==== DATA FOR PROCESSING

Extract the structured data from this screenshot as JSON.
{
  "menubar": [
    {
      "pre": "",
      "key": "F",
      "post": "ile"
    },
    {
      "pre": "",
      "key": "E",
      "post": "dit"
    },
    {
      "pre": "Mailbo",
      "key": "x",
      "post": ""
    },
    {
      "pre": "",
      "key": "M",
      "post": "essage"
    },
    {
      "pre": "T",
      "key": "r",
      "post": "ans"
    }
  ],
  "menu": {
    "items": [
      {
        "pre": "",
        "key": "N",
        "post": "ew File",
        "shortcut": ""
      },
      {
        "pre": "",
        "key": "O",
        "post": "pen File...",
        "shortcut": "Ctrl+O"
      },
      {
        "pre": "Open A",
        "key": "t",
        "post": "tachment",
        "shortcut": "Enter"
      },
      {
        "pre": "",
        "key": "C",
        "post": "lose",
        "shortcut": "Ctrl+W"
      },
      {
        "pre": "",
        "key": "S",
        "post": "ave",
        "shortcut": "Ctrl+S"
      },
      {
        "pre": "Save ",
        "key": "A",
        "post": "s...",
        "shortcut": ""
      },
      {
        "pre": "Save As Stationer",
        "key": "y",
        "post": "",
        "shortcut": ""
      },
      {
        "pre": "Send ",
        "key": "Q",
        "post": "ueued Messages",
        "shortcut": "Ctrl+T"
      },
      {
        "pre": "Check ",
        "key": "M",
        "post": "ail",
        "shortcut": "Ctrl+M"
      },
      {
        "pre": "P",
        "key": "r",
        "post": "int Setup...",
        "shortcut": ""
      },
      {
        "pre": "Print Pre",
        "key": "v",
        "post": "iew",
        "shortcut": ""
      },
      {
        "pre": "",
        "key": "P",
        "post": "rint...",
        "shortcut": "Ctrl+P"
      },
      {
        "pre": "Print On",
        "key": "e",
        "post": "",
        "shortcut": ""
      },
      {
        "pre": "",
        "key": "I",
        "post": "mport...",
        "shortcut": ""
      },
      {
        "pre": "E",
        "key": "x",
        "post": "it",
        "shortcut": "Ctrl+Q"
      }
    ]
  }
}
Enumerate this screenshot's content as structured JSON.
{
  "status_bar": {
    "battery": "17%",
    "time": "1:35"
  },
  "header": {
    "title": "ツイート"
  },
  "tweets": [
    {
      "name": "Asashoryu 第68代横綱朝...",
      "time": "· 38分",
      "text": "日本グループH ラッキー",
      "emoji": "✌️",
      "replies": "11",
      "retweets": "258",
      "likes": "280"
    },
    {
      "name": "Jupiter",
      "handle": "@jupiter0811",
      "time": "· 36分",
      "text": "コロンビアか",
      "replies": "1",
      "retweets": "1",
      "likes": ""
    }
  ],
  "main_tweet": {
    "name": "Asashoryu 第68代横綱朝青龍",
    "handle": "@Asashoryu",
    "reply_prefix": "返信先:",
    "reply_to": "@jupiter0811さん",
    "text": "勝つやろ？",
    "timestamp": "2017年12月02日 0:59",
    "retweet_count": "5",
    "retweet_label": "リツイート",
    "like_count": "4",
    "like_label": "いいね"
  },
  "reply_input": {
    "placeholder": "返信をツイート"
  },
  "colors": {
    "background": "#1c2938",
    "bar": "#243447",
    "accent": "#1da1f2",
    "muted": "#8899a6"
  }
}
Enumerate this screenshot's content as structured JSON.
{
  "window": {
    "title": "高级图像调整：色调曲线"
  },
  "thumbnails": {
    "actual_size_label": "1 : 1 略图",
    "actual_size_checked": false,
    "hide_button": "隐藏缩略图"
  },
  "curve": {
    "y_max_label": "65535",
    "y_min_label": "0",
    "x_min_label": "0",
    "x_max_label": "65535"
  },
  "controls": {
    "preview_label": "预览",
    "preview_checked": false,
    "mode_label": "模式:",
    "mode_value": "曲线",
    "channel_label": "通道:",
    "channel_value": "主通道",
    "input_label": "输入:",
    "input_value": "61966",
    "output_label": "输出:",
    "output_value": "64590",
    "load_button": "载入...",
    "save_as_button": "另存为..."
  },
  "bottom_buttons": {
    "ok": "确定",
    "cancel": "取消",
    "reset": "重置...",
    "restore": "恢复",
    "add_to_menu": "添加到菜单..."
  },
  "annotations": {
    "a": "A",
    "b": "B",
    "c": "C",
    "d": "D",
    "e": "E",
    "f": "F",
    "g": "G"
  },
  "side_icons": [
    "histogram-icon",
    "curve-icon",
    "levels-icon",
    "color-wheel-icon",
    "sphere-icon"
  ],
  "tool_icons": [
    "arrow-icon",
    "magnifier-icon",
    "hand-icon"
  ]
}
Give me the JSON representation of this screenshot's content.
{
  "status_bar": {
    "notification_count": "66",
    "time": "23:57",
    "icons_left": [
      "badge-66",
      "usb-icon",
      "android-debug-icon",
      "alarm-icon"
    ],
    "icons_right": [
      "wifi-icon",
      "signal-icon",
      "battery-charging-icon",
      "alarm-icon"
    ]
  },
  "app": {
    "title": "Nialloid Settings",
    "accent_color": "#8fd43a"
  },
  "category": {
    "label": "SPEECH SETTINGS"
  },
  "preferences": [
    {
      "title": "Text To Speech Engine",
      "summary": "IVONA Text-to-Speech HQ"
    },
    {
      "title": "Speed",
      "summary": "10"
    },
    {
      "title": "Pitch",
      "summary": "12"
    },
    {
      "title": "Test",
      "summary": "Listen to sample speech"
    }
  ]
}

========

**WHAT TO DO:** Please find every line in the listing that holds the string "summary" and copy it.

**ANSWER FOR THE TASK:**
      "summary": "IVONA Text-to-Speech HQ"
      "summary": "10"
      "summary": "12"
      "summary": "Listen to sample speech"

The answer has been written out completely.